Contributors SA: literature search, data collection, drafted manuscript. MS: data collection, manuscript edits. IW: data collection, manuscript edits. EF: data collection, data analysis, manuscript edits and figure preparation. MH: data collection, data analysis, manuscript edits and figure preparation. FG: data collection, data analysis, manuscript edits and figure preparation. JP: data collection, data analysis, manuscript edits. AM: data collection, data analysis. MRT: planned the study and extensively edited the manuscript.
Funding MRT is funded by the Medical Research Council.
Competing interests None.
Patient consent Obtained.
Provenance and peer review Not commissioned; externally peer reviewed. This paper was reviewed by Gareth Llewelyn, Cardiff, UK.
Read the full text or download the PDF:
Other content recommended for you
- The spectrum of immune-mediated autonomic neuropathies: insights from the clinicopathological features
- Sensory neuronopathies: new genes, new antibodies and new concepts
- Clinical assessment of the sensory ataxias; diagnostic algorithm with illustrative cases
- The dorsal root ganglion under attack: the acquired sensory ganglionopathies
- Double trouble: para-neoplastic anti-PCA-2 and CRMP-5-mediated small fibre neuropathy followed by chorea associated with small cell lung cancer and evolving radiological features
- Paraneoplastic subacute sensory neuronopathy in association with adenocarcinoma of the prostate
- Diagnosis and management of sensory polyneuropathy
- Rare case of anti-CV2 paraneoplastic polyneuropathy associated with lung adenocarcinoma

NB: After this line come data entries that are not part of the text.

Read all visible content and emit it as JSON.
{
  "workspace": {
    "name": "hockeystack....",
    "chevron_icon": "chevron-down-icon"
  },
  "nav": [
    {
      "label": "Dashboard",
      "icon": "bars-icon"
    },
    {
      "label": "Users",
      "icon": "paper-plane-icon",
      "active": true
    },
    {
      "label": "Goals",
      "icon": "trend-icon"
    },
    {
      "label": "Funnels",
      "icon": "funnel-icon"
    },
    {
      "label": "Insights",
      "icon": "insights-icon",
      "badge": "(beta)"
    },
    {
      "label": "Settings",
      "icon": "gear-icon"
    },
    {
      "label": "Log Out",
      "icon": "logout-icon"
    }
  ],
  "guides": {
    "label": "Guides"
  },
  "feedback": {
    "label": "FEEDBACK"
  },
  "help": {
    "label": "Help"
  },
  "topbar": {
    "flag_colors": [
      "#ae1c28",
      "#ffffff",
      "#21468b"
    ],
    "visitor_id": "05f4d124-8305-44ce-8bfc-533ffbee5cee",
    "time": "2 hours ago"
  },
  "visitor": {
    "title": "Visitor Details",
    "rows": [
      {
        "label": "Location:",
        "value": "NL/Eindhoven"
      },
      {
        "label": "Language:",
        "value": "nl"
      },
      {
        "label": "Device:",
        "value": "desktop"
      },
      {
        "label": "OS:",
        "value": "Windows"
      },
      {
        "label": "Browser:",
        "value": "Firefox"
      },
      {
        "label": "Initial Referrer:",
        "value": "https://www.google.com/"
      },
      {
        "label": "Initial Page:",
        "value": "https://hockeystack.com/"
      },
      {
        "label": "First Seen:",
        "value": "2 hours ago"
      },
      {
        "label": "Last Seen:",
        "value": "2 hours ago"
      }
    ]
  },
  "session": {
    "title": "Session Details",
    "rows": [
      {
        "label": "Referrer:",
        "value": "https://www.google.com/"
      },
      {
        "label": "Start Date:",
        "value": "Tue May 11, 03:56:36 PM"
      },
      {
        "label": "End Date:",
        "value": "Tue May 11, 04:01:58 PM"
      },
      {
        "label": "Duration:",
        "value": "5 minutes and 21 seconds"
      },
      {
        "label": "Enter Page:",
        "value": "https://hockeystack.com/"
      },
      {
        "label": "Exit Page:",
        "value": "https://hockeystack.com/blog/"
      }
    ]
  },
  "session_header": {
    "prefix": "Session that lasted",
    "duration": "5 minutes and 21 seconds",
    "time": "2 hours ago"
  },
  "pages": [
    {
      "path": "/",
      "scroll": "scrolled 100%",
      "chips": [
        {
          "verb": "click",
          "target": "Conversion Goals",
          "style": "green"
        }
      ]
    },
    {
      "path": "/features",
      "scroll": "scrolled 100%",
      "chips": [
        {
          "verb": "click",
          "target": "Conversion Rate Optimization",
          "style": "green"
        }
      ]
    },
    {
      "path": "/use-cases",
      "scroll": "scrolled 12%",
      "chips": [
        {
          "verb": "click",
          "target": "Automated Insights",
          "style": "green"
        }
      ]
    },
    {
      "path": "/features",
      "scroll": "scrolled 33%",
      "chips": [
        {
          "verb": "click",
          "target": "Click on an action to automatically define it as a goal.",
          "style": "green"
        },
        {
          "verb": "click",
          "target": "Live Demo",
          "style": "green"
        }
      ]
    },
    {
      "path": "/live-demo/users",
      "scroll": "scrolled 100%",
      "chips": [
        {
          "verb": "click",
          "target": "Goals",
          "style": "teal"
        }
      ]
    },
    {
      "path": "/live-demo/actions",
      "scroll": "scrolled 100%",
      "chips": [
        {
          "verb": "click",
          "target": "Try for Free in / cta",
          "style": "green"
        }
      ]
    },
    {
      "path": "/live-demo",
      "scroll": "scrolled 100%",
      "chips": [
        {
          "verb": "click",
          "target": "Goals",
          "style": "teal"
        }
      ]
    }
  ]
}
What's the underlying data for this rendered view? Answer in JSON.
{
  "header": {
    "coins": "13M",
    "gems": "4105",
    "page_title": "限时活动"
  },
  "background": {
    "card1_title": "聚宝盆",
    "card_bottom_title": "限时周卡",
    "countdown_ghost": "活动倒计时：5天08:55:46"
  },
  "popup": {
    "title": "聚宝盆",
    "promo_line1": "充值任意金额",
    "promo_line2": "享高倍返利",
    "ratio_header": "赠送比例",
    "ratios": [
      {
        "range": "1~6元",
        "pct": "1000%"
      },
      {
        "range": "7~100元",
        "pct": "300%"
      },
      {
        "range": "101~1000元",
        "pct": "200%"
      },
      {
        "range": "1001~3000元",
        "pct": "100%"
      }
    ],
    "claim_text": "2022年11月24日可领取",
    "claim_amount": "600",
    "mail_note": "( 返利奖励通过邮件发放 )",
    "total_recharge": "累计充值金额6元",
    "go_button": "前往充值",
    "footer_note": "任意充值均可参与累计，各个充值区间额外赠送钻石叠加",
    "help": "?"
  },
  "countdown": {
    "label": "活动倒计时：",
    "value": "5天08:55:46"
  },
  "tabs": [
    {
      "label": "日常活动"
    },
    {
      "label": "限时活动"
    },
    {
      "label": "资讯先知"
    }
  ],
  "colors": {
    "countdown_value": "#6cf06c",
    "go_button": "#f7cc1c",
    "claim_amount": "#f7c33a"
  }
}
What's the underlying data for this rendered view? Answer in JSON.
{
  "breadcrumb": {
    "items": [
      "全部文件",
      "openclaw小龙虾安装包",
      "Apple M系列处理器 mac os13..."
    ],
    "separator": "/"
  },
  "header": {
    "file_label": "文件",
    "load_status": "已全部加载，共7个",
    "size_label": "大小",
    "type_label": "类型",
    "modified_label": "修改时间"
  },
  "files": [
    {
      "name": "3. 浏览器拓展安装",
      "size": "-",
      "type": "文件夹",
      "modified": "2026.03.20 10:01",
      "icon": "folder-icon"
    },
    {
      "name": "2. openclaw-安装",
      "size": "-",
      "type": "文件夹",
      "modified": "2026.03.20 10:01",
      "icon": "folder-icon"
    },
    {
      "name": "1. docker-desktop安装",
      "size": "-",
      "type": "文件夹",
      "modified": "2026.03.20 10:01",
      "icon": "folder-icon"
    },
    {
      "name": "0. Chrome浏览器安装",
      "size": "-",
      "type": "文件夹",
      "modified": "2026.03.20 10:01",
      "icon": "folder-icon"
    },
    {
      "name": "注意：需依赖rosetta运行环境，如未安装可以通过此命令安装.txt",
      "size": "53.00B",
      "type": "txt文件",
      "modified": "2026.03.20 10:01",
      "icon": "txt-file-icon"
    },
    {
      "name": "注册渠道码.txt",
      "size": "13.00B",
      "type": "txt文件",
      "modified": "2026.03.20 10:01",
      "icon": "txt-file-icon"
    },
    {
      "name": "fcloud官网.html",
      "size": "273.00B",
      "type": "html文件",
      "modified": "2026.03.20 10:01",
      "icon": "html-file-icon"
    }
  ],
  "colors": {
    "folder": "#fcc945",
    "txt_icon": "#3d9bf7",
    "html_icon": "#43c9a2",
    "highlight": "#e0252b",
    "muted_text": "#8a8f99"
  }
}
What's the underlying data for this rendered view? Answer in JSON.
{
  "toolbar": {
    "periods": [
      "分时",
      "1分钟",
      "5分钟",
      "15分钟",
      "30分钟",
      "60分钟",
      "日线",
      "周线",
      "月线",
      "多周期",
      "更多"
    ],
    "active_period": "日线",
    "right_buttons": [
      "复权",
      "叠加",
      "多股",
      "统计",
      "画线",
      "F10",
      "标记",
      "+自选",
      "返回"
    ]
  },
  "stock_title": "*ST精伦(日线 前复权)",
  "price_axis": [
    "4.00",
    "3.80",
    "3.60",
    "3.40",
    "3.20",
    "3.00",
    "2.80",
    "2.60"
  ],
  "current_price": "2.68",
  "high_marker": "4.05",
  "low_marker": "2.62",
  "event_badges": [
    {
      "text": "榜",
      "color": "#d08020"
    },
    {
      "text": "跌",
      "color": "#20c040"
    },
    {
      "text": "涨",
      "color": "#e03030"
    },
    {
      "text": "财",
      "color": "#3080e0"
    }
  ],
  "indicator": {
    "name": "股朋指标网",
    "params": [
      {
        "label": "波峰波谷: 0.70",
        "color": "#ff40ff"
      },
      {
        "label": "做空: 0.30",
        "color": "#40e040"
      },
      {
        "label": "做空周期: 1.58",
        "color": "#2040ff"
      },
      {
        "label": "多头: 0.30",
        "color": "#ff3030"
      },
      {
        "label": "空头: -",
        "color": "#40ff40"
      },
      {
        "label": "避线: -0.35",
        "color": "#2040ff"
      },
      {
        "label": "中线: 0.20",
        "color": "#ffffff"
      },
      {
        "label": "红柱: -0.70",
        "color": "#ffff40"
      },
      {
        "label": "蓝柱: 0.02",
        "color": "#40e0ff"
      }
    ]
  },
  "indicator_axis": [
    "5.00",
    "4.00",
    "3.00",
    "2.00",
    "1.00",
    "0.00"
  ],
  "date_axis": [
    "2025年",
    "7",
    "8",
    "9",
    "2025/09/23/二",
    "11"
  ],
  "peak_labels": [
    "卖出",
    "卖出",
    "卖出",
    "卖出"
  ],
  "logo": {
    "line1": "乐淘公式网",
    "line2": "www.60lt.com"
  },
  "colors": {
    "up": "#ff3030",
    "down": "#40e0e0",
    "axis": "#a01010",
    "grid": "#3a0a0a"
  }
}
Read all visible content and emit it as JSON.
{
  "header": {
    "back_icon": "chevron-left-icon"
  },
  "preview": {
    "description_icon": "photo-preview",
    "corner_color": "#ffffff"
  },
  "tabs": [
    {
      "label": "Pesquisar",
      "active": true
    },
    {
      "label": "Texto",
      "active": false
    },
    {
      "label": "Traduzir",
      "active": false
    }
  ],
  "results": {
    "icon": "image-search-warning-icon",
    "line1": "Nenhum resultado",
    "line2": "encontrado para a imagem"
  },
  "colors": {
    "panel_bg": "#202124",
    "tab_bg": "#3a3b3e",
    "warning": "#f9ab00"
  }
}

- Paraneoplastic sensorimotor neuropathy associated with regression of small cell lung carcinoma
- Paraneoplastic neurological syndromes: a practical approach to diagnosis and management